City Hopes to Boost Case to Google by Mapping Conduits
The Baltimore Sun
Maryland’s technology industry is continuing to expand its presence in politics, forming its own political action committee.
Workers are mapping Baltimore's underground telecommunications network, an effort that could help the city lure a billion-dollar project offering ultra-high-speed Internet connections to residents and businesses.
Baltimore is one 1,100 communities to apply for the Google Fiber pilot project. On its website, Google Fiber recommends that applicants have a conduit system in place to lay the fiber optic cables. Winners are expected to be announced later this year..
City workers have begun a survey of the city's 3.9 million-foot-long underground conduit system "using state-of-the-art GIS mapping technology," according to a statement from the office of Mayor Stephanie Rawlings-Blake. Rawlings-Blake is scheduled to inspect work at a manhole near the intersection of Pratt and Charles streets Thursday.

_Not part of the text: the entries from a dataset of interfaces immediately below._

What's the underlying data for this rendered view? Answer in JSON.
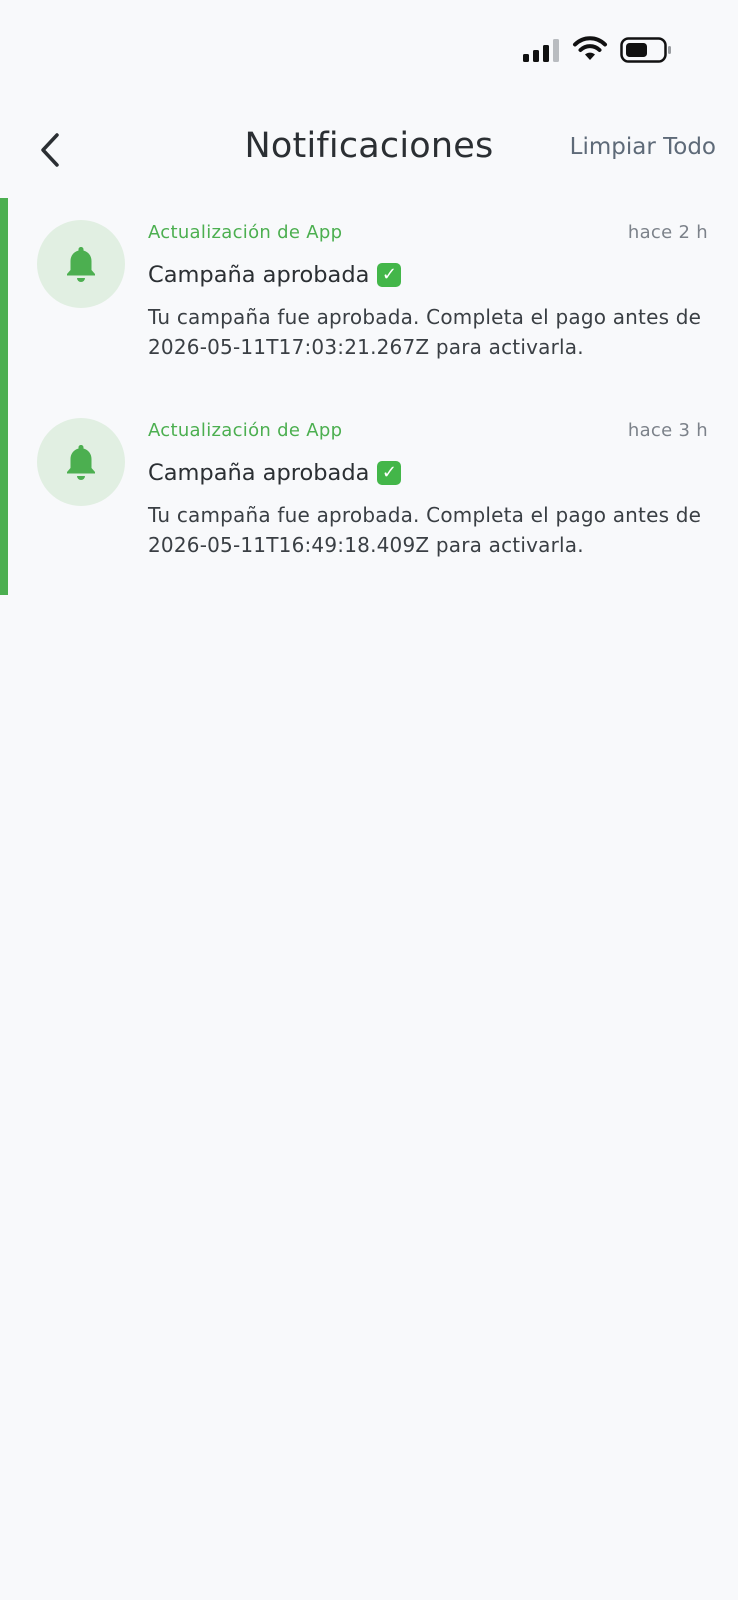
{
  "status_bar": {
    "signal_icon": "cellular-signal-icon",
    "wifi_icon": "wifi-icon",
    "battery_icon": "battery-icon"
  },
  "header": {
    "back_icon": "chevron-left-icon",
    "title": "Notificaciones",
    "clear_all_label": "Limpiar Todo"
  },
  "colors": {
    "accent": "#4caf50",
    "icon_bg": "#e1efe2",
    "background": "#f8f9fb"
  },
  "notifications": [
    {
      "icon": "bell-icon",
      "category": "Actualización de App",
      "time": "hace 2 h",
      "title": "Campaña aprobada",
      "emoji": "✓",
      "body": "Tu campaña fue aprobada. Completa el pago antes de 2026-05-11T17:03:21.267Z para activarla."
    },
    {
      "icon": "bell-icon",
      "category": "Actualización de App",
      "time": "hace 3 h",
      "title": "Campaña aprobada",
      "emoji": "✓",
      "body": "Tu campaña fue aprobada. Completa el pago antes de 2026-05-11T16:49:18.409Z para activarla."
    }
  ]
}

The mayor is also slated to announce the creation of a broadband task force chaired by Tom Loveland, CEO of the local information technology firm Mind Over Machines and the city's "Google Czar," and Greater Baltimore Committee president Donald Fry to "explore ways to leverage our City's existing resources and assets to increase high-speed connectivity," according to the statement.